Military training and
By SEAN GONSALVES
columnist Oct. 29,
Given the circumstantial evidence we've
all heard or read about in the arrest of the Persian Gulf War vet John Allen
Muhammad and his "stepson" John Lee Malvo in connection with the maniacal sniper
killings, we apparently are faced with yet another tragic case of chickens
coming home to roost.
Although most combat veterans don't turn into
sociopaths upon completion of their tour of duty, I'd be a fool to think
military training doesn't come with terrible psychological consequences for the
combat survivor and harmful social consequences for the rest of us.
Ever since I was a kid, I've been extremely concerned about the violence in the
world around me. That, coupled with heavy doses of Jesus, Martin Luther King Jr.
and Gandhi studies, has made me try to penetrate the mysteries of peace of
security virtually all my life.
My study was aided by a book called
"On Killing," written by retired Lt. Col. Dave Grossman, a former Army Airborne
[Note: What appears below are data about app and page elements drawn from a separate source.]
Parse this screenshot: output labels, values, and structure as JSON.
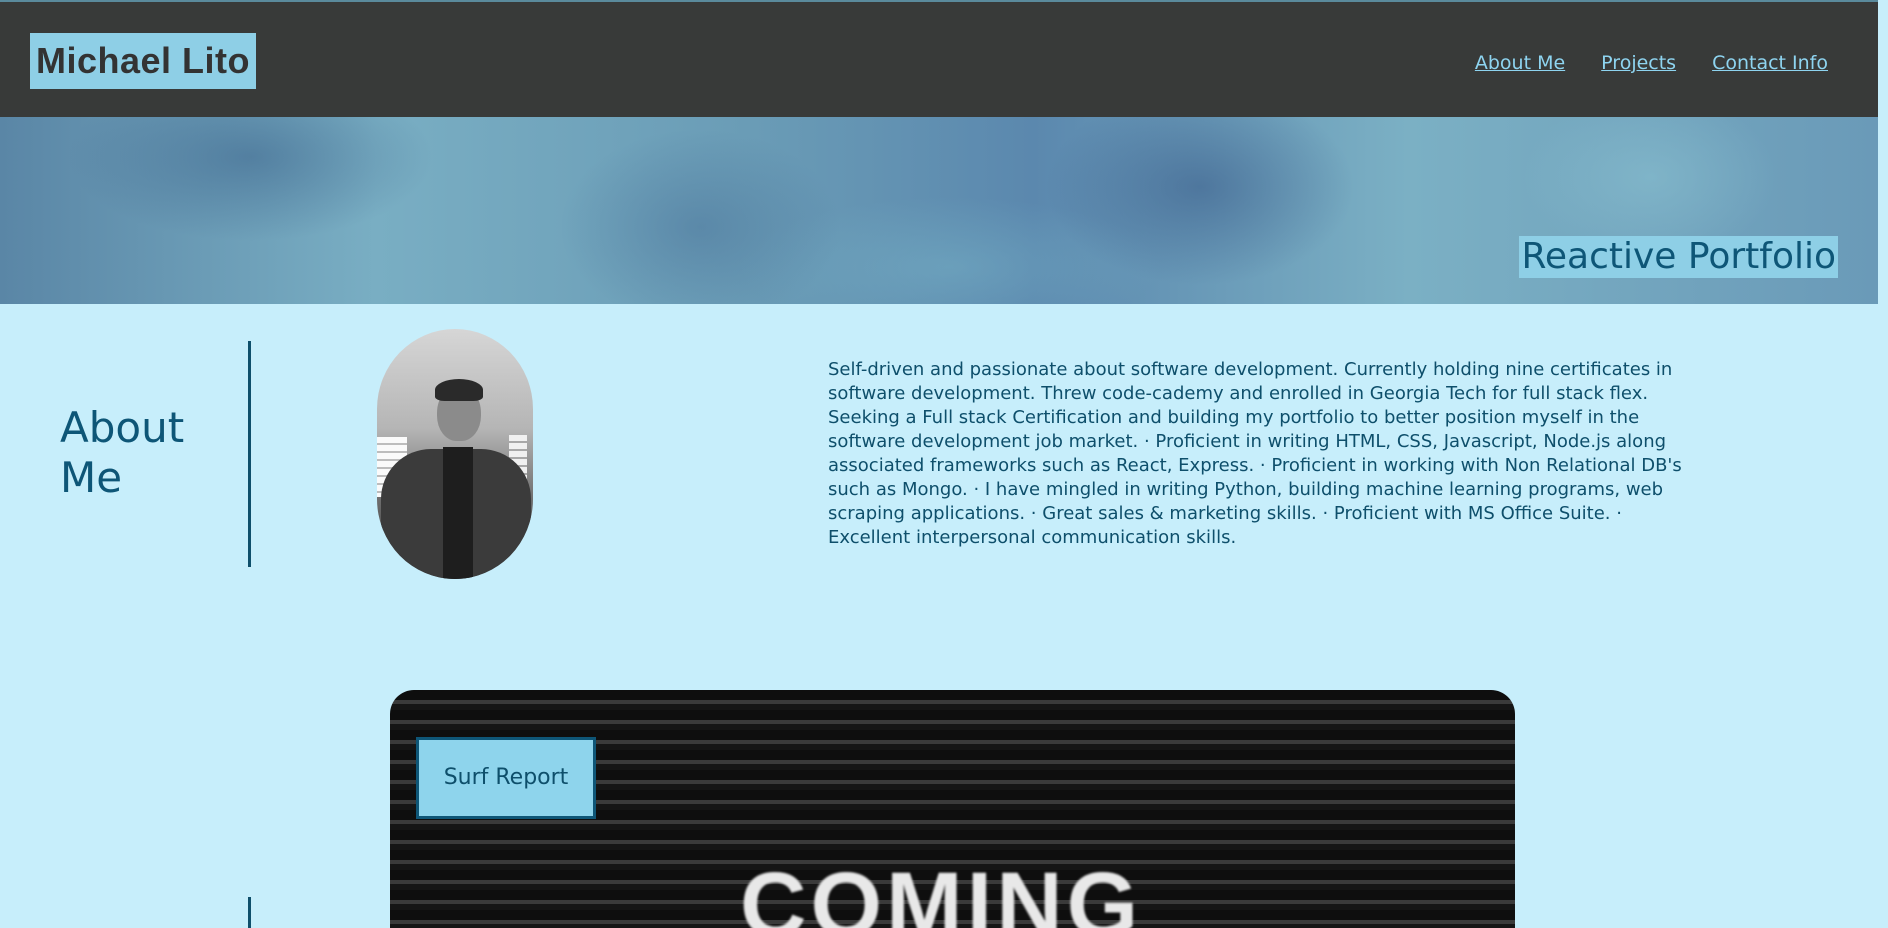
{
  "header": {
    "brand": "Michael Lito",
    "nav": [
      "About Me",
      "Projects",
      "Contact Info"
    ]
  },
  "hero": {
    "title": "Reactive Portfolio"
  },
  "about": {
    "heading": "About Me",
    "bio": "Self-driven and passionate about software development. Currently holding nine certificates in software development. Threw code-cademy and enrolled in Georgia Tech for full stack flex. Seeking a Full stack Certification and building my portfolio to better position myself in the software development job market. · Proficient in writing HTML, CSS, Javascript, Node.js along associated frameworks such as React, Express. · Proficient in working with Non Relational DB's such as Mongo. · I have mingled in writing Python, building machine learning programs, web scraping applications. · Great sales & marketing skills. · Proficient with MS Office Suite. · Excellent interpersonal communication skills."
  },
  "projects": {
    "card_button": "Surf Report",
    "card_image_text": "COMING"
  },
  "colors": {
    "background": "#c7eefb",
    "header": "#383a39",
    "accent": "#8ecfe6",
    "text": "#0e4f6b"
  }
}
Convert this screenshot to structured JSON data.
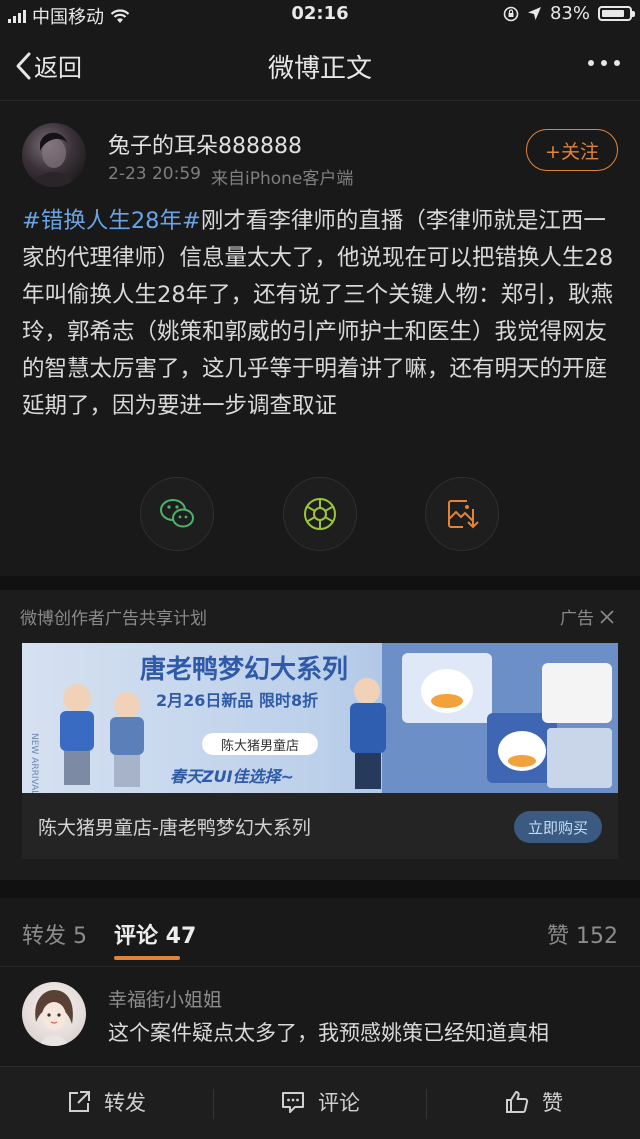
{
  "status_bar": {
    "carrier": "中国移动",
    "time": "02:16",
    "battery": "83%",
    "battery_level": 0.83
  },
  "nav": {
    "back_label": "返回",
    "title": "微博正文"
  },
  "post": {
    "username": "兔子的耳朵888888",
    "time": "2-23 20:59",
    "source": "来自iPhone客户端",
    "follow_label": "+关注",
    "hashtag": "#错换人生28年#",
    "body": "刚才看李律师的直播（李律师就是江西一家的代理律师）信息量太大了，他说现在可以把错换人生28年叫偷换人生28年了，还有说了三个关键人物：郑引，耿燕玲，郭希志（姚策和郭威的引产师护士和医生）我觉得网友的智慧太厉害了，这几乎等于明着讲了嘛，还有明天的开庭延期了，因为要进一步调查取证"
  },
  "ad": {
    "label": "微博创作者广告共享计划",
    "close_label": "广告",
    "banner_title": "唐老鸭梦幻大系列",
    "banner_promo": "2月26日新品 限时8折",
    "banner_shop": "陈大猪男童店",
    "banner_slogan": "春天ZUI佳选择~",
    "name": "陈大猪男童店-唐老鸭梦幻大系列",
    "buy_label": "立即购买"
  },
  "tabs": {
    "repost": "转发 5",
    "comment": "评论 47",
    "like": "赞 152"
  },
  "comment": {
    "name": "幸福街小姐姐",
    "text": "这个案件疑点太多了，我预感姚策已经知道真相"
  },
  "bottom_bar": {
    "repost": "转发",
    "comment": "评论",
    "like": "赞"
  },
  "colors": {
    "accent": "#e2833a",
    "link": "#6aa3e4",
    "background": "#191919"
  }
}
Ranger infantry officer and West Point Academy psychology and military science
The book was a Pulitzer Prize nominee and is required
reading at West Point, the U.S. Air Force Academy and in peace studies programs
in colleges and universities across the country
Grossman, a scholar,
lecturer and author, is considered to be one of the world's foremost authorities
on the roots of violence and violent crime. He is also the director of the
Killology Research Group, whose mission is to highlight "the psychological cost
of learning to kill" (see www.killology.com).
The other day I came
across a news account of a talk he gave in April 2001 in which he described
the four "killing enabling methods" used by
the military that are mirrored in our mass media today - brutalization,
classical conditioning, operant conditioning and role models.
He said brutalization and classical
conditioning methods assaulting American minds everywhere are most evident in
action-adventure movies where a horrible act is followed not by a quest for
justice but for vengeance "the evildoer's death."
"The people who do just want
justice are seen as wishy-washy. They're just in the way," he said,
exposing the foolishness of war hawks and their verbal attacks against so-called
peaceniks and appeasers.
is we have become a nation full of people who are going to make others feel
their pain. Whenever you feed death and violence and destruction to your
children, you reap what you sow in about 15 years," he added.
This all swirls through my head when thinking about the sick heart-mind of the
sniper and another Persian Gulf War vet Timothy McVeigh, who referred to his victims as "collateral
When Colin Powell, a good and intelligent military
leader by most accounts, was asked about the death toll of Iraqis following the
Gulf War, he responded: "It's not a number I'm particularly interested
Of course, Powell isn't even in the same category as McVeigh or
But to talk about these things in terms of "good guys" and
"bad guys" is clearly overly simplistic. We're dealing with something much
Now, let's consider
Sisters Jackie Hudson, Carol Gilbert and Ardeth Platte - nuns affiliated with a
peace group called Plowshares. Last week, they were arraigned in a federal
courthouse in Denver, charged with obstruction of the national defense of the
United States and injury of property of the United States.
the same charges that Osama bin Laden and his cohorts were charged with in
connection to the embassy bombings in Kenya a few years ago.
Their crime? Recognizing
that while wealth doesn't always trickle down as supply-side economists suppose,
values certainly do. So the
sisters took a pair of bolt cutters, cut through the fence of a missile silo in
Well County, Colo., poured some of their own blood on top of the silo as a
dramatic reminder of what these weapons are used for, and then prayed until they
possible 30 years in prison for their non-violent direct action, they refused an
offer to be released on personal recognizance because the bond requires them not
to participate in any further demonstrations.
As a matter
of conscience, they couldn't accept the offer. I spoke to former priest
Bill Sulzman, who knows these peaceful women well. "These are very religious
women," he told me.
A pretrial conference is set for Dec. 13. A
support rally for them is being held in front of the Georgetown, Colo., jail on
It strikes me that there are only two kinds of religion in
this world today -the religion of violence and the religion of non-violence.
Which religion do you adhere to?
Sean Gonsalves is a columnist with the